Presidents Omar Hassan al-Bashir of the Republic of Sudan and Silva Kiir of the Republic of South Sudan at a meeting during the African Union Summit in Addis Ababa, Ethiopia on July 14, 2012. The two Sudans have agreed to further talks., a photo by Pan-African News Wire File Photos on Flickr.
23 September 2012
Last updated at 16:23 ET
Rivals start summit on Sudan oil and border plan
Talks between the two countries over the border have been difficult
The leaders of Sudan and South Sudan have begun direct talks in the Ethiopian capital Addis Ababa on a deal to overcome a bitter border dispute.
UN Secretary General Ban Ki-moon has urged Sudanese President Omar al-Bashir and his South Sudanese counterpart Salva Kiir to reach a deal.
The two countries fought each other on their disputed border in April, sparking fears of a return to war.
The UN has threatened sanctions if Sunday's talks do not produce a deal.
Mr Kiir told South Sudanese state media he hopes for a "celebration" after meeting Mr Bashir.
The Security Council has called for an urgent agreement on a demilitarised border zone.
Mr Ban called for "co-operation and mutual development", and the US said Sudan should agree to an African Union border plan already accepted by South Sudan.
Last month, the two countries agreed to re-open their land border after a closure lasting more than a year.
However, the border remains unmarked.
At independence in July 2011, the South gained two-thirds of the region's oil while Sudan retained the processing and export facilities.
In January, the South shut down oil production, accusing Sudan of stealing its oil, and the two countries' economies have been damaged as a result.
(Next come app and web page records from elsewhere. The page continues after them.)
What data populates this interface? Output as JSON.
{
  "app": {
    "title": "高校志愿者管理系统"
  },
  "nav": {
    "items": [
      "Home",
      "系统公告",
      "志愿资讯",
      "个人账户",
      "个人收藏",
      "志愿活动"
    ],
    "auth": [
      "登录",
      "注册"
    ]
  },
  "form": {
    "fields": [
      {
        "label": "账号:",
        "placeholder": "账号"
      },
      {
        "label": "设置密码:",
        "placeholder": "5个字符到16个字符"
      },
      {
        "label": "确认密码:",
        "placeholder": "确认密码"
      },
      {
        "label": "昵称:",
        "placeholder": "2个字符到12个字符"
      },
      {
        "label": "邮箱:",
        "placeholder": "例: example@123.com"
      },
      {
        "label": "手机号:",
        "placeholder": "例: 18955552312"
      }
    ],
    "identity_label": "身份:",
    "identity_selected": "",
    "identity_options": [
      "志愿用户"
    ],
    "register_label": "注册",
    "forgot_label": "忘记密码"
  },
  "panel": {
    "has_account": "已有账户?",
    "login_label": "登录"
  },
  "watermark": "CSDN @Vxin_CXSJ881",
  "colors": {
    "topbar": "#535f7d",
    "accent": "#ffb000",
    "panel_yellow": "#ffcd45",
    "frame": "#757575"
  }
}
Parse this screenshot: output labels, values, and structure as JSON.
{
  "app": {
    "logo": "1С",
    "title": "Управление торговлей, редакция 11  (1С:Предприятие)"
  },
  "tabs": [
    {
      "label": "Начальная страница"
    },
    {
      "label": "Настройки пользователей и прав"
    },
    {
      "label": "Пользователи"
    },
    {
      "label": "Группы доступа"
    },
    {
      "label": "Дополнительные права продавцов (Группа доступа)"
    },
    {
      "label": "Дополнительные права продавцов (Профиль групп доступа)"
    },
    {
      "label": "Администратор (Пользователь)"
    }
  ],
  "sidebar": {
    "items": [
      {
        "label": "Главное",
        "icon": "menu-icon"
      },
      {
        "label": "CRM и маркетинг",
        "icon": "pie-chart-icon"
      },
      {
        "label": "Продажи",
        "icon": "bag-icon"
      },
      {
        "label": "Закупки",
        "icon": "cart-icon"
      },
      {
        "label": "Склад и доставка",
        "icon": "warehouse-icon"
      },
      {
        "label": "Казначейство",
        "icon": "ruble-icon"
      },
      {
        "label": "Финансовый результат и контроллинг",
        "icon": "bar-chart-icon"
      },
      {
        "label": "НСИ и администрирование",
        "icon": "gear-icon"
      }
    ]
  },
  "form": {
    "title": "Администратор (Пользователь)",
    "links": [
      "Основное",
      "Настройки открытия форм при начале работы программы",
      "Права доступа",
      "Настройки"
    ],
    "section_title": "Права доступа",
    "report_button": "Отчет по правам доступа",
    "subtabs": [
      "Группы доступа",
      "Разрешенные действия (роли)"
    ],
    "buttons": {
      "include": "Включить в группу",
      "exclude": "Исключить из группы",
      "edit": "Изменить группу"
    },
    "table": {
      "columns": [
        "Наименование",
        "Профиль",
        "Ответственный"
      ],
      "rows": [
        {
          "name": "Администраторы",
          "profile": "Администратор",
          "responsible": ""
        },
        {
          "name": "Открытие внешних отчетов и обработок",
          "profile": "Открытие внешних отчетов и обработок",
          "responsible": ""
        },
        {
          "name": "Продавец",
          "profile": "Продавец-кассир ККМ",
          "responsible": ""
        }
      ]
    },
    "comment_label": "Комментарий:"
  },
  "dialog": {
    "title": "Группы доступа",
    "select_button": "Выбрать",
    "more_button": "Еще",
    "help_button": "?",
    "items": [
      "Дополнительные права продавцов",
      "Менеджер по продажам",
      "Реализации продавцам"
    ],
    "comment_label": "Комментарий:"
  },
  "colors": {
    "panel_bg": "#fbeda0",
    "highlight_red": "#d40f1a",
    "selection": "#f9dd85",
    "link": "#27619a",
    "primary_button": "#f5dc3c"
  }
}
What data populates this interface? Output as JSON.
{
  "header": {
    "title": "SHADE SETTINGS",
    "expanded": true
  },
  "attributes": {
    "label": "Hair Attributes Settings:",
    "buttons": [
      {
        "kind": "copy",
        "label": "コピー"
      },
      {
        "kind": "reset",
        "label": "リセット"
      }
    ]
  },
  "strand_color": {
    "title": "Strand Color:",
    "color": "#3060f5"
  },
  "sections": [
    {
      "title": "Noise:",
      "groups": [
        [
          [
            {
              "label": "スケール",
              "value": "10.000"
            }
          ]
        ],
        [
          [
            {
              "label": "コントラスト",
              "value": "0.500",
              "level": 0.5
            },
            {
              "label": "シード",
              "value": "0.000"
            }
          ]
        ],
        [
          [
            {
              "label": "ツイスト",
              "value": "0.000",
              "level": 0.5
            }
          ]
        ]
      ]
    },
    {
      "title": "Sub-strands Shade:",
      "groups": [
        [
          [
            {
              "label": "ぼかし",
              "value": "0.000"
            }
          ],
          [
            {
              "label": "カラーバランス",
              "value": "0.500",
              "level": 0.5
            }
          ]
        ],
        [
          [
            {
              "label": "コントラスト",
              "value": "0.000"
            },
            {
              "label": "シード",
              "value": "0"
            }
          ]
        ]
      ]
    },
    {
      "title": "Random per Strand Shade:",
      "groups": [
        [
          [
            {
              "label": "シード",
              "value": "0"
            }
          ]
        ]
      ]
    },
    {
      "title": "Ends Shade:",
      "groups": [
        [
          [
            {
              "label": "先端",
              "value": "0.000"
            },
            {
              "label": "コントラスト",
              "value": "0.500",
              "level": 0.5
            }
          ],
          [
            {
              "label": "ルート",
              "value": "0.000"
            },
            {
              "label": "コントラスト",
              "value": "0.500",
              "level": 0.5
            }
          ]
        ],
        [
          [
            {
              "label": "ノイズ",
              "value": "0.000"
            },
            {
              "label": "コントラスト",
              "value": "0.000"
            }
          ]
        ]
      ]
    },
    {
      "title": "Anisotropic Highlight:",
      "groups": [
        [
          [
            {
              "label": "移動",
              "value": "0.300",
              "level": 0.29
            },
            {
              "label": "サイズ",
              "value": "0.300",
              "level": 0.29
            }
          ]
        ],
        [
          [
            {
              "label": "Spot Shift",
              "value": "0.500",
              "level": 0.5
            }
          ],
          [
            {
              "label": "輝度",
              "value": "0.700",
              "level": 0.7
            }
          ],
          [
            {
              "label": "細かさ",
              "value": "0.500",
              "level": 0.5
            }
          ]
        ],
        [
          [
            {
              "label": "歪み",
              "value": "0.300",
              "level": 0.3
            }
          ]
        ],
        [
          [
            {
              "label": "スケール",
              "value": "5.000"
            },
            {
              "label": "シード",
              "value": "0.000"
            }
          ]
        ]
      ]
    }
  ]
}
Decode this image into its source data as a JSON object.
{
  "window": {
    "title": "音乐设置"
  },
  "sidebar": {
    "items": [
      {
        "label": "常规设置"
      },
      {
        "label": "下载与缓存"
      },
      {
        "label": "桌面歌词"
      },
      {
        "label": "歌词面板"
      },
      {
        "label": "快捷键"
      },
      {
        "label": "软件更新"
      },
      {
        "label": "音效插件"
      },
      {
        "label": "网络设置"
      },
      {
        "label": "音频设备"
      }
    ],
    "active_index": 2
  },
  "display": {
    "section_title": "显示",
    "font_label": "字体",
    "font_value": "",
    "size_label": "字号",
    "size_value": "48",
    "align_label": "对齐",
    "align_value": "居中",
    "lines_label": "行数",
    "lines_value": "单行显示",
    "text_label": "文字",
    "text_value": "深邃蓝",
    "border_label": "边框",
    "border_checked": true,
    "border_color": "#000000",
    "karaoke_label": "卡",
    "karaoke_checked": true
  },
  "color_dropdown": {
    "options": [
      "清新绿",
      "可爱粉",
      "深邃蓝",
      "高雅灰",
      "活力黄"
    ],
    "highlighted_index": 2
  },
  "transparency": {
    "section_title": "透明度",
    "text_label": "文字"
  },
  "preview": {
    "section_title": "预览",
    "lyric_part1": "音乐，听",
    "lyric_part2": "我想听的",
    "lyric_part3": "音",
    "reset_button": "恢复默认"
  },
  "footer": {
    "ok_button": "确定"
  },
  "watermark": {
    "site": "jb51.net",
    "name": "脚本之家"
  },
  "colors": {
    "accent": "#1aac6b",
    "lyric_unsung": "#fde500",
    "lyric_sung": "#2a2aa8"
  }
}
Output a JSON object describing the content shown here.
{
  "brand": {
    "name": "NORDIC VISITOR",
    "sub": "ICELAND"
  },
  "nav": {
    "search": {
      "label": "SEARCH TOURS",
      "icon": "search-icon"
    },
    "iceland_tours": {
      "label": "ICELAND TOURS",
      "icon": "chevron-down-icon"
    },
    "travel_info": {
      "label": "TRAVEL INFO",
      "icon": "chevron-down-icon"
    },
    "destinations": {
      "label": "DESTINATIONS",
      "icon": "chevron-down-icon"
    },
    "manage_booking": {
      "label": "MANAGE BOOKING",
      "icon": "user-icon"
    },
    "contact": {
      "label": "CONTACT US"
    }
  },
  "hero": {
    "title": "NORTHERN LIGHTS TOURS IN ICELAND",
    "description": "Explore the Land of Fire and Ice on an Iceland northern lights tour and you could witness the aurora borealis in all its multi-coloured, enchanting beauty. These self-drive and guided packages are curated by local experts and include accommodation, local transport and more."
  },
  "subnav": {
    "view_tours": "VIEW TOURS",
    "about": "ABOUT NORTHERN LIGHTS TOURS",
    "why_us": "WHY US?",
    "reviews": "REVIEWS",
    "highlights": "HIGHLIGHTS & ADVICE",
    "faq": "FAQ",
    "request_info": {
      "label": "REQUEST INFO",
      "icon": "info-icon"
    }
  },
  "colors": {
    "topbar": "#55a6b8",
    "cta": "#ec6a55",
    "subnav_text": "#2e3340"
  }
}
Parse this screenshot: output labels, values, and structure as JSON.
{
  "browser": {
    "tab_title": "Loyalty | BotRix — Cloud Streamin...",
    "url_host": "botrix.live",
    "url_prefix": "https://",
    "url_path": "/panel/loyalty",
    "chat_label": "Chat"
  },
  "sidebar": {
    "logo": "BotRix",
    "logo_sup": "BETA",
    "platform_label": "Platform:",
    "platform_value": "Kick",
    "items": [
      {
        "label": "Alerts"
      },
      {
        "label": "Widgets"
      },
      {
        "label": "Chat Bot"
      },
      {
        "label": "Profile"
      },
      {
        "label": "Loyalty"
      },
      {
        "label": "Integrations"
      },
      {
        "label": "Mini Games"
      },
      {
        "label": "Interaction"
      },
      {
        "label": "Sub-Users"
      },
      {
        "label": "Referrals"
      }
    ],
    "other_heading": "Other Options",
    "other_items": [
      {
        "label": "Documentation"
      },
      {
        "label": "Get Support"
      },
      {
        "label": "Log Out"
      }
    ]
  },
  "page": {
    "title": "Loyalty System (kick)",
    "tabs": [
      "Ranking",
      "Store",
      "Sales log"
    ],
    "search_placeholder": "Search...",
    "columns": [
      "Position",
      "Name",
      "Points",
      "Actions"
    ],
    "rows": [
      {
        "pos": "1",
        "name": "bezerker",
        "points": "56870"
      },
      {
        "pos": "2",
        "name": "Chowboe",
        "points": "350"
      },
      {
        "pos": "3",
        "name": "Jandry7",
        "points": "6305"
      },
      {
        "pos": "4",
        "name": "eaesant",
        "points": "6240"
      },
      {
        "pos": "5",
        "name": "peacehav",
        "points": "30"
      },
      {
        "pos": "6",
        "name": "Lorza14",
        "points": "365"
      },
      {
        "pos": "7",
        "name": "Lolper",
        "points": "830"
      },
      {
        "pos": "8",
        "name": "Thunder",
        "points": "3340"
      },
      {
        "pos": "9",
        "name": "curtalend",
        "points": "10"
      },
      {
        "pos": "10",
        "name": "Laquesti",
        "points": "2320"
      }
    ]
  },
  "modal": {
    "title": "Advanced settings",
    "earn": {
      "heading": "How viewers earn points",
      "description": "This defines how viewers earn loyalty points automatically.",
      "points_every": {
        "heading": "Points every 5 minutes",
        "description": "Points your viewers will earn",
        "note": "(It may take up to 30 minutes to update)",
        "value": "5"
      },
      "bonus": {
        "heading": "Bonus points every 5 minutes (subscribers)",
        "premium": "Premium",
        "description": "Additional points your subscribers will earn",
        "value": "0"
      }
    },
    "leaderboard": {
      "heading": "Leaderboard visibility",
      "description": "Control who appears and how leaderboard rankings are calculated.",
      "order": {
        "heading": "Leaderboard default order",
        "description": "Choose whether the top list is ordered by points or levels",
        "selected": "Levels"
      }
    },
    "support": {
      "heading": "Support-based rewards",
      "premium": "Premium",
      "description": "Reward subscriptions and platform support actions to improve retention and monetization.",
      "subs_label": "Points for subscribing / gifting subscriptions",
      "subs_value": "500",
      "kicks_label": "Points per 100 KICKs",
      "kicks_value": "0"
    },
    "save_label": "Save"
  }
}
Negotiating teams say they made progress on several of the outstanding issues before the heads of state arrived, but several blockages remain, the BBC's James Copnall reports from Addis Ababa.
The hope is that some degree of progress would encourage South Sudan to restart oil production, providing much needed revenue to both countries, he says.
Foreign diplomats are cautiously optimistic and exerting gentle pressure on both sides, our correspondent adds.
Delegations from the two states have already been in Addis Ababa for talks since 4 September.
Atif Keir, a spokesman for South Sudan's delegation, said talks had continued late into Saturday evening.
However, an ambassador quoted by Reuters news agency said it was unlikely the two leaders would agree on borders on Sunday although a deal on resuming oil exports was possible.
"The borders will take forever," the unnamed diplomat said. "They will exchange maps with experts, visit each other, go maybe into arbitration."
South Sudan, where people chiefly follow the Christian faith or traditional indigenous religions, fought for decades with mainly Muslim Sudan.